Are values more important than learning approaches? Factors influencing student performance at an international university
Educators frequently face the question regarding the extent to which they can actually influence student learning, particularly as learners are also influenced by a complex network of many different factors. Specifically, it is of interest to identify so called malleable variables - that is factors which can be influenced by educators compared with variables that educators are unable to change. In this study, data from a cohort of 207 students pursuing a Bachelor degree at a German international university where the language of instruction is English are examined to investigate the way in which various background factors influence student performance. In particular, how students' values – as measured by the Portrait Values Questionnaire (PVQ) - and approaches to learning – as measured by the Study Process Questionnaire (SPQ) – operate to influence student achievement both directly and indirectly. Results indicate that values and learning approaches have a similarly moderate impact on achievement once other factors, such as gender and whether students are enrolled in an Arts or a Science degree have been taken into account.

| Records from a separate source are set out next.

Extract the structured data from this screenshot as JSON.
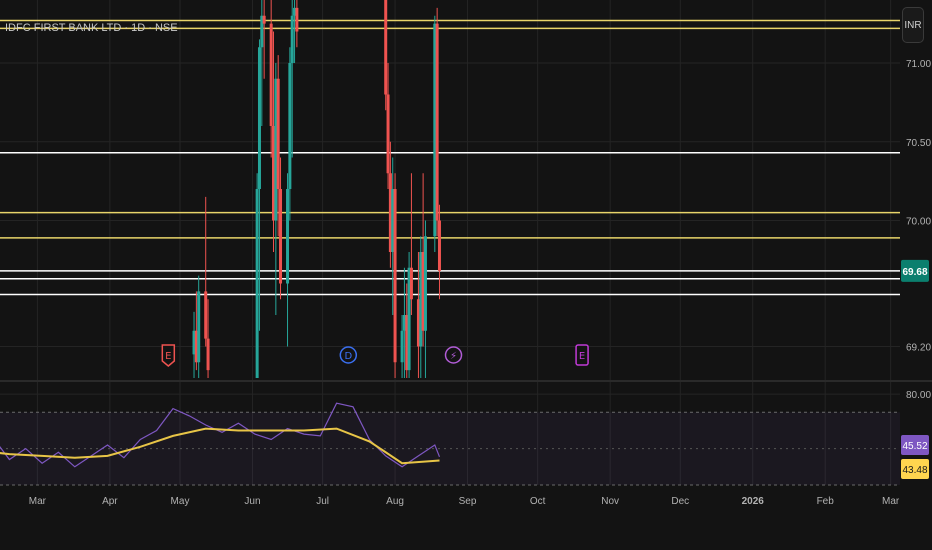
{
  "header": {
    "symbol_title": "IDFC FIRST BANK LTD · 1D · NSE",
    "currency_button": "INR"
  },
  "colors": {
    "background": "#131313",
    "grid": "#242424",
    "up_candle": "#26a69a",
    "down_candle": "#ef5350",
    "support_white": "#ffffff",
    "support_yellow": "#e8d46a",
    "rsi_line": "#7e57c2",
    "rsi_ma": "#e8c547",
    "price_badge": "#0b7f6e",
    "rsi_badge": "#7e57c2",
    "rsi_ma_badge": "#ffd54f",
    "earnings_marker": "#ef5350",
    "dividend_marker": "#3a6ff0",
    "split_marker": "#b15cd6",
    "events_marker": "#c03ad6"
  },
  "chart_data": [
    {
      "type": "candlestick",
      "title": "",
      "xlabel": "",
      "ylabel": "",
      "ylim": [
        69.0,
        71.4
      ],
      "y_ticks": [
        "71.00",
        "70.50",
        "70.00",
        "69.20"
      ],
      "last_price": "69.68",
      "horizontal_levels": [
        {
          "value": 71.27,
          "color": "yellow"
        },
        {
          "value": 71.22,
          "color": "yellow"
        },
        {
          "value": 70.43,
          "color": "white"
        },
        {
          "value": 70.05,
          "color": "yellow"
        },
        {
          "value": 69.89,
          "color": "yellow"
        },
        {
          "value": 69.68,
          "color": "white"
        },
        {
          "value": 69.63,
          "color": "white"
        },
        {
          "value": 69.53,
          "color": "white"
        }
      ],
      "candles": [
        {
          "x": "2025-05-07",
          "o": 69.15,
          "h": 69.42,
          "l": 69.0,
          "c": 69.3
        },
        {
          "x": "2025-05-08",
          "o": 69.3,
          "h": 69.55,
          "l": 69.05,
          "c": 69.1
        },
        {
          "x": "2025-05-09",
          "o": 69.1,
          "h": 69.65,
          "l": 69.0,
          "c": 69.55
        },
        {
          "x": "2025-05-12",
          "o": 69.55,
          "h": 70.15,
          "l": 69.2,
          "c": 69.25
        },
        {
          "x": "2025-05-13",
          "o": 69.25,
          "h": 69.5,
          "l": 69.0,
          "c": 69.05
        },
        {
          "x": "2025-06-03",
          "o": 69.0,
          "h": 70.3,
          "l": 69.0,
          "c": 70.2
        },
        {
          "x": "2025-06-04",
          "o": 70.2,
          "h": 71.15,
          "l": 69.3,
          "c": 71.1
        },
        {
          "x": "2025-06-05",
          "o": 71.1,
          "h": 71.4,
          "l": 70.6,
          "c": 71.3
        },
        {
          "x": "2025-06-06",
          "o": 71.3,
          "h": 71.4,
          "l": 70.9,
          "c": 71.25
        },
        {
          "x": "2025-06-09",
          "o": 71.25,
          "h": 71.4,
          "l": 70.4,
          "c": 70.6
        },
        {
          "x": "2025-06-10",
          "o": 70.6,
          "h": 71.2,
          "l": 69.8,
          "c": 70.0
        },
        {
          "x": "2025-06-11",
          "o": 70.0,
          "h": 71.0,
          "l": 69.4,
          "c": 70.9
        },
        {
          "x": "2025-06-12",
          "o": 70.9,
          "h": 71.05,
          "l": 69.9,
          "c": 70.2
        },
        {
          "x": "2025-06-13",
          "o": 70.2,
          "h": 70.4,
          "l": 69.5,
          "c": 69.6
        },
        {
          "x": "2025-06-16",
          "o": 69.6,
          "h": 70.3,
          "l": 69.2,
          "c": 70.2
        },
        {
          "x": "2025-06-17",
          "o": 70.2,
          "h": 71.1,
          "l": 70.0,
          "c": 71.0
        },
        {
          "x": "2025-06-18",
          "o": 71.0,
          "h": 71.4,
          "l": 70.4,
          "c": 71.3
        },
        {
          "x": "2025-06-19",
          "o": 71.3,
          "h": 71.4,
          "l": 71.0,
          "c": 71.35
        },
        {
          "x": "2025-06-20",
          "o": 71.35,
          "h": 71.4,
          "l": 71.1,
          "c": 71.2
        },
        {
          "x": "2025-07-28",
          "o": 71.4,
          "h": 71.4,
          "l": 70.7,
          "c": 70.8
        },
        {
          "x": "2025-07-29",
          "o": 70.8,
          "h": 71.0,
          "l": 70.2,
          "c": 70.3
        },
        {
          "x": "2025-07-30",
          "o": 70.3,
          "h": 70.5,
          "l": 69.7,
          "c": 69.8
        },
        {
          "x": "2025-07-31",
          "o": 69.8,
          "h": 70.4,
          "l": 69.4,
          "c": 70.2
        },
        {
          "x": "2025-08-01",
          "o": 70.2,
          "h": 70.3,
          "l": 69.0,
          "c": 69.1
        },
        {
          "x": "2025-08-04",
          "o": 69.1,
          "h": 69.4,
          "l": 69.0,
          "c": 69.3
        },
        {
          "x": "2025-08-05",
          "o": 69.3,
          "h": 69.7,
          "l": 69.0,
          "c": 69.4
        },
        {
          "x": "2025-08-06",
          "o": 69.4,
          "h": 69.6,
          "l": 69.0,
          "c": 69.05
        },
        {
          "x": "2025-08-07",
          "o": 69.05,
          "h": 69.8,
          "l": 69.0,
          "c": 69.7
        },
        {
          "x": "2025-08-08",
          "o": 69.7,
          "h": 70.3,
          "l": 69.4,
          "c": 69.5
        },
        {
          "x": "2025-08-11",
          "o": 69.5,
          "h": 69.8,
          "l": 69.0,
          "c": 69.2
        },
        {
          "x": "2025-08-12",
          "o": 69.2,
          "h": 69.9,
          "l": 69.0,
          "c": 69.8
        },
        {
          "x": "2025-08-13",
          "o": 69.8,
          "h": 70.3,
          "l": 69.2,
          "c": 69.3
        },
        {
          "x": "2025-08-14",
          "o": 69.3,
          "h": 70.0,
          "l": 69.0,
          "c": 69.9
        },
        {
          "x": "2025-08-18",
          "o": 69.9,
          "h": 71.3,
          "l": 69.8,
          "c": 71.25
        },
        {
          "x": "2025-08-19",
          "o": 71.25,
          "h": 71.35,
          "l": 69.9,
          "c": 70.0
        },
        {
          "x": "2025-08-20",
          "o": 70.0,
          "h": 70.1,
          "l": 69.5,
          "c": 69.68
        }
      ]
    },
    {
      "type": "line",
      "title": "",
      "xlabel": "",
      "ylabel": "",
      "ylim": [
        30,
        85
      ],
      "y_ticks": [
        "80.00"
      ],
      "band": [
        70,
        30
      ],
      "midline": 50,
      "series": [
        {
          "name": "RSI",
          "x": [
            "2025-02-03",
            "2025-02-10",
            "2025-02-17",
            "2025-02-24",
            "2025-03-03",
            "2025-03-10",
            "2025-03-17",
            "2025-03-24",
            "2025-03-31",
            "2025-04-07",
            "2025-04-14",
            "2025-04-21",
            "2025-04-28",
            "2025-05-05",
            "2025-05-12",
            "2025-05-19",
            "2025-05-26",
            "2025-06-02",
            "2025-06-09",
            "2025-06-16",
            "2025-06-23",
            "2025-06-30",
            "2025-07-07",
            "2025-07-14",
            "2025-07-21",
            "2025-07-28",
            "2025-08-04",
            "2025-08-11",
            "2025-08-18",
            "2025-08-20"
          ],
          "values": [
            52,
            56,
            44,
            50,
            42,
            48,
            40,
            46,
            52,
            45,
            55,
            60,
            72,
            68,
            63,
            59,
            64,
            58,
            55,
            61,
            58,
            57,
            75,
            73,
            55,
            46,
            40,
            46,
            52,
            45.52
          ]
        },
        {
          "name": "RSI-based MA",
          "x": [
            "2025-02-03",
            "2025-02-17",
            "2025-03-03",
            "2025-03-17",
            "2025-03-31",
            "2025-04-14",
            "2025-04-28",
            "2025-05-12",
            "2025-05-26",
            "2025-06-09",
            "2025-06-23",
            "2025-07-07",
            "2025-07-21",
            "2025-08-04",
            "2025-08-20"
          ],
          "values": [
            49,
            47,
            46,
            45,
            46,
            51,
            57,
            61,
            60,
            60,
            60,
            61,
            54,
            42,
            43.48
          ]
        }
      ],
      "last_values": [
        "45.52",
        "43.48"
      ]
    }
  ],
  "x_axis_labels": [
    {
      "label": "Mar",
      "date": "2025-03-01"
    },
    {
      "label": "Apr",
      "date": "2025-04-01"
    },
    {
      "label": "May",
      "date": "2025-05-01"
    },
    {
      "label": "Jun",
      "date": "2025-06-01"
    },
    {
      "label": "Jul",
      "date": "2025-07-01"
    },
    {
      "label": "Aug",
      "date": "2025-08-01"
    },
    {
      "label": "Sep",
      "date": "2025-09-01"
    },
    {
      "label": "Oct",
      "date": "2025-10-01"
    },
    {
      "label": "Nov",
      "date": "2025-11-01"
    },
    {
      "label": "Dec",
      "date": "2025-12-01"
    },
    {
      "label": "2026",
      "date": "2026-01-01"
    },
    {
      "label": "Feb",
      "date": "2026-02-01"
    },
    {
      "label": "Mar",
      "date": "2026-03-01"
    }
  ],
  "event_markers": [
    {
      "type": "earnings",
      "date": "2025-04-26",
      "glyph": "E",
      "icon": "earnings-flag-icon"
    },
    {
      "type": "dividend",
      "date": "2025-07-12",
      "glyph": "D",
      "icon": "dividend-circle-icon"
    },
    {
      "type": "split",
      "date": "2025-08-26",
      "glyph": "⚡",
      "icon": "lightning-icon"
    },
    {
      "type": "events",
      "date": "2025-10-20",
      "glyph": "E",
      "icon": "upcoming-earnings-icon"
    }
  ]
}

Petra Lietz and Bobbie Matthews. "Are values more important than learning approaches? Factors influencing student performance at an international university" Australian Association for Research in Education (AARE) Conference. Adelaide (SA). Jan. 2007.